By Motorcycle Taxi -- Motorcycle taxis are all over town and are often the quickest way to get around. Just hail one from the sidewalk. Most restaurants and hotels will also have a stand of affiliated drivers. If you find one you like, take his phone number and hire him again. Most residents of Phnom Penh will have their own recommendation for good drivers or motodups, as they are called in Khmer. The dups are even thought to be mystically "all knowing" by Phnom Penh residents. Most trips around town will cost less than a dollar during the day. At night you normally double the fee. Most people don't wear a helmet, but they should, given the dubious quality of both the motorcycles and the driving.

By Cyclo -- A gentler but slower way to see the sights is by cyclo. They operate under the same rules and pretty much the same rates as the motorcycle taxis. Cyclos take a lot of the stress out of getting from point A to point B. They are also good when it rains, since the cyclo driver will bring out plastic sheeting to shelter you from the elements. You will always find lots of cyclos around Psah Thmei (the Central Market), as people use them to transport bulky or heavy goods. As the traffic chaos of Phnom Penh's streets increases, the experience of touring the city by cyclo becomes harder as these gentle vehicles are forced out by land cruisers and trucks. At the moment, however, it remains feasible.

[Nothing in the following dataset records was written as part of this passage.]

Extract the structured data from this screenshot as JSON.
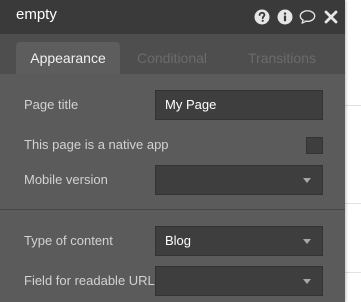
{
  "header": {
    "title": "empty",
    "icons": [
      "help-circle-icon",
      "info-circle-icon",
      "comment-icon",
      "close-icon"
    ]
  },
  "tabs": [
    {
      "label": "Appearance",
      "active": true
    },
    {
      "label": "Conditional",
      "active": false
    },
    {
      "label": "Transitions",
      "active": false
    }
  ],
  "fields": {
    "page_title": {
      "label": "Page title",
      "value": "My Page"
    },
    "native_app": {
      "label": "This page is a native app",
      "checked": false
    },
    "mobile_version": {
      "label": "Mobile version",
      "value": ""
    },
    "type_of_content": {
      "label": "Type of content",
      "value": "Blog"
    },
    "readable_url": {
      "label": "Field for readable URL",
      "value": ""
    }
  },
  "colors": {
    "header_bg": "#3a3a3a",
    "panel_bg": "#5b5b5b",
    "field_bg": "#3e3e3e",
    "active_tab_bg": "#5d5d5d"
  }
}
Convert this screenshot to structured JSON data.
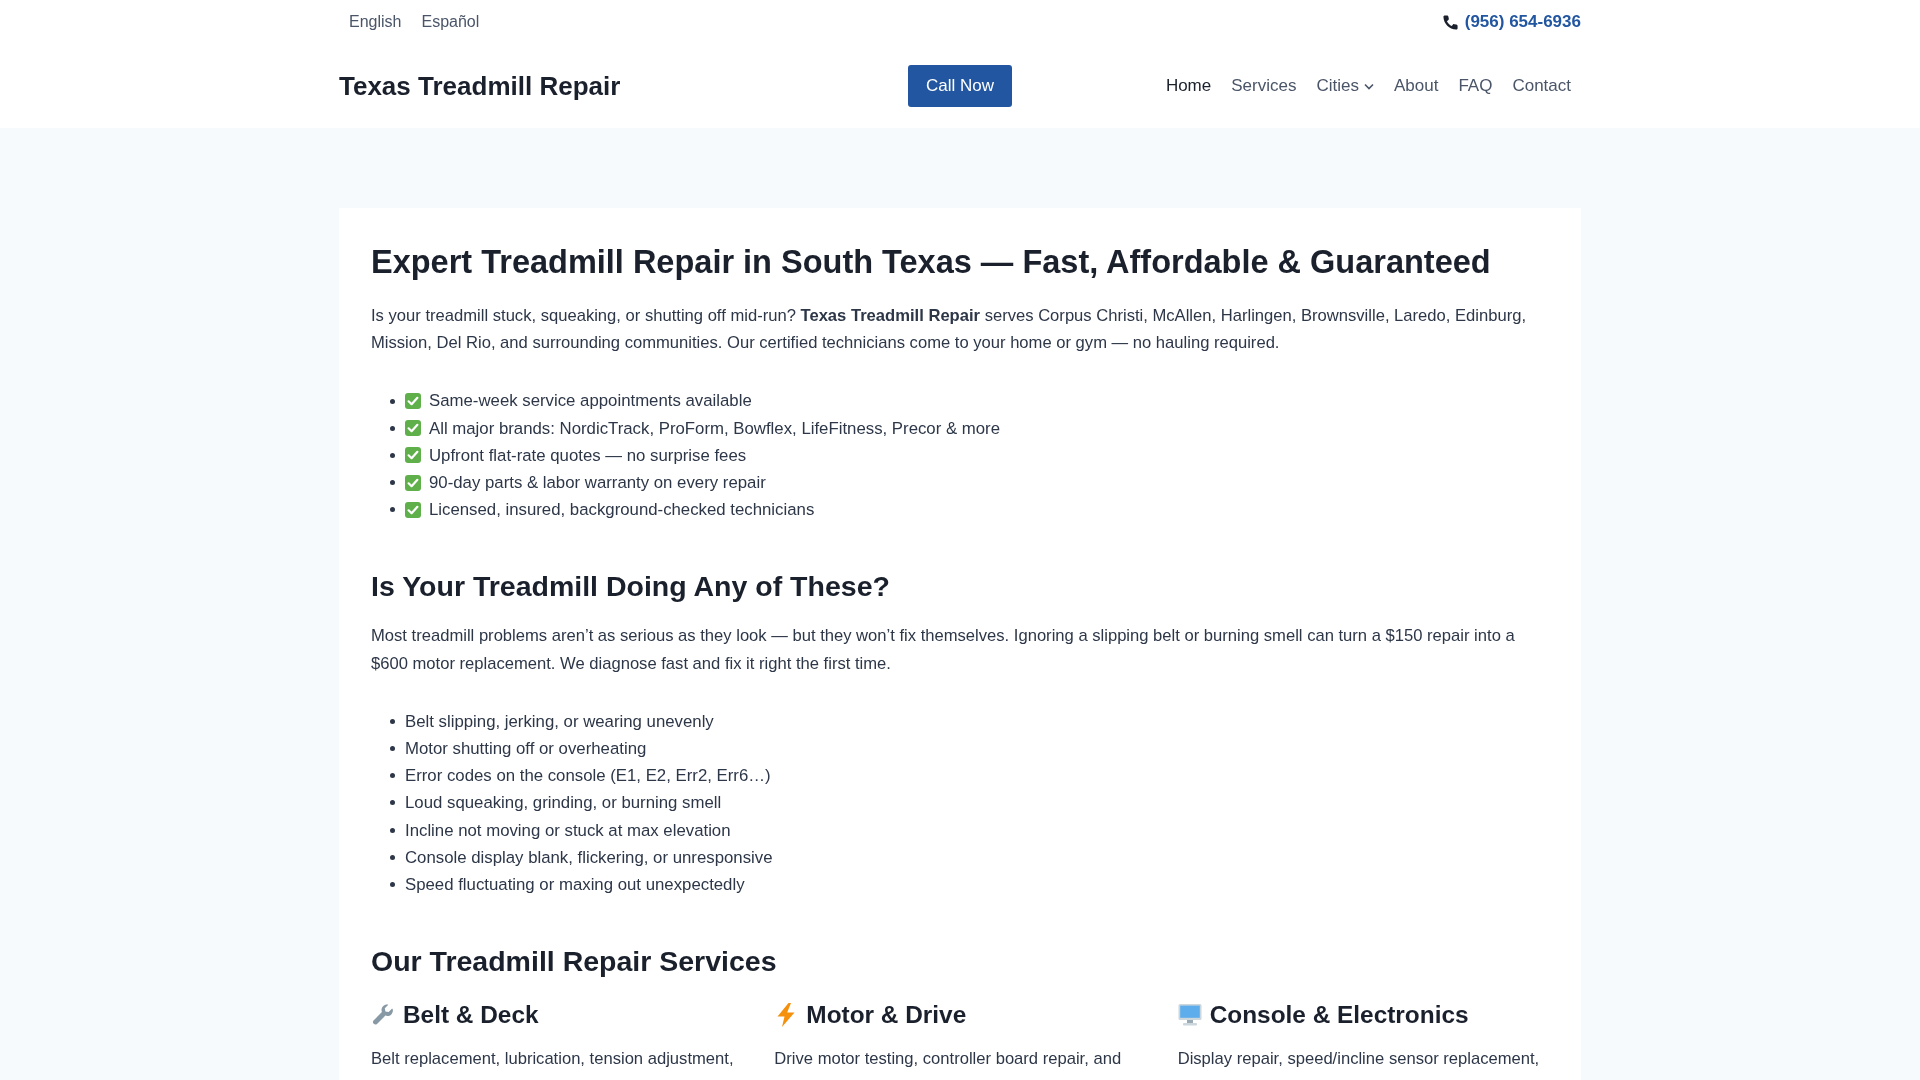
{
  "top_bar": {
    "languages": [
      "English",
      "Español"
    ],
    "phone": "(956) 654-6936"
  },
  "header": {
    "logo": "Texas Treadmill Repair",
    "cta_button": "Call Now",
    "nav": [
      {
        "label": "Home",
        "selected": true,
        "dropdown": false
      },
      {
        "label": "Services",
        "selected": false,
        "dropdown": false
      },
      {
        "label": "Cities",
        "selected": false,
        "dropdown": true
      },
      {
        "label": "About",
        "selected": false,
        "dropdown": false
      },
      {
        "label": "FAQ",
        "selected": false,
        "dropdown": false
      },
      {
        "label": "Contact",
        "selected": false,
        "dropdown": false
      }
    ]
  },
  "main": {
    "title": "Expert Treadmill Repair in South Texas — Fast, Affordable & Guaranteed",
    "intro": "Is your treadmill stuck, squeaking, or shutting off mid-run? **Texas Treadmill Repair** serves Corpus Christi, McAllen, Harlingen, Brownsville, Laredo, Edinburg, Mission, Del Rio, and surrounding communities. Our certified technicians come to your home or gym — no hauling required.",
    "highlights": [
      "Same-week service appointments available",
      "All major brands: NordicTrack, ProForm, Bowflex, LifeFitness, Precor & more",
      "Upfront flat-rate quotes — no surprise fees",
      "90-day parts & labor warranty on every repair",
      "Licensed, insured, background-checked technicians"
    ],
    "problems": {
      "heading": "Is Your Treadmill Doing Any of These?",
      "text": "Most treadmill problems aren’t as serious as they look — but they won’t fix themselves. Ignoring a slipping belt or burning smell can turn a $150 repair into a $600 motor replacement. We diagnose fast and fix it right the first time.",
      "items": [
        "Belt slipping, jerking, or wearing unevenly",
        "Motor shutting off or overheating",
        "Error codes on the console (E1, E2, Err2, Err6…)",
        "Loud squeaking, grinding, or burning smell",
        "Incline not moving or stuck at max elevation",
        "Console display blank, flickering, or unresponsive",
        "Speed fluctuating or maxing out unexpectedly"
      ]
    },
    "services": {
      "heading": "Our Treadmill Repair Services",
      "items": [
        {
          "title": "Belt & Deck",
          "text": "Belt replacement, lubrication, tension adjustment,"
        },
        {
          "title": "Motor & Drive",
          "text": "Drive motor testing, controller board repair, and"
        },
        {
          "title": "Console & Electronics",
          "text": "Display repair, speed/incline sensor replacement,"
        }
      ]
    }
  }
}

By Tuk-Tuk -- Tuk-tuks are a fairly new development in Phnom Penh and are readily available. The name is taken from the Thais, but these tuk-tuks have little in common with the noisy, Bangkok two-stroke three-wheeler. Cambodia's tuk-tuks are a two-wheeled cart pulled by a standard motorbike, attached through a fairly ingenious coupling device. They are shaded, and the padded seat seats two (or three if you are thin). There is often a small shelf at the front of the cart, usually with laminated maps and advertisements, and, in a pinch, you can seat two more, but it's not very comfy. It costs between $2 and $3 for trips around town, while a ride farther out to places like the Killing Fields will set you back $15.

By Taxi -- Metered cabs have now made an appearance on the streets of Phnom Penh, though they are limited. Global Taxi (tel. 011/311-888) is generally reserved only by phone, though occasionally you might's see one waiting for a fare near a tourist spot late at night. The flag fall is 4,000 riel for the first 2km and then 400 riel per kilometer. Taxi Vantha (tel. 012/855-000) is unmetered and reached by phone only. Expect to pay around $4 to $5 for a short journey.

Enterprising taxi driver Yinn Vannak (tel. 016/639-852; www.cambodiadriver.com) has his own website for bookings and is available for hire on a long- or short-term basis.

There are many unofficial cabs. All guesthouses and hotels will be able to get you are a car within half an hour. A ride to the airport costs between $5 and $7.

By Motorcycle -- Driving in Phnom Penh is not for the fainthearted. In fact, unless absolutely necessary, it is best avoided. If you don't heed this call, you can hire motorcycles at a number of places including Lucky! Lucky!, at 413 Monivong Blvd. (tel. 023/212-788), which has been in the business a long time. You can get a step-through type 100cc-to-125cc scooter for $5 a day. Some of them are good, but some of them are unsound in the extreme and you should examine them and refuse them if you have doubts. They also rent bigger 250cc bikes for touring at $9 as well as jeeps and even luxury cars. Driving a motorcycle in Phnom Penh requires experience. It is a chaotic, aggressive, and often nerve-racking experience with traffic going in all directions, often straight at you. Keep space around you, drive slowly, and wear a helmet (if not available when renting, you can buy one for $10-$20 from a shop at Monivong or Kampuchea Krom).

Note: This information was accurate when it was published, but can change without notice. Please be sure to confirm all rates and details directly with the companies in question before planning your trip.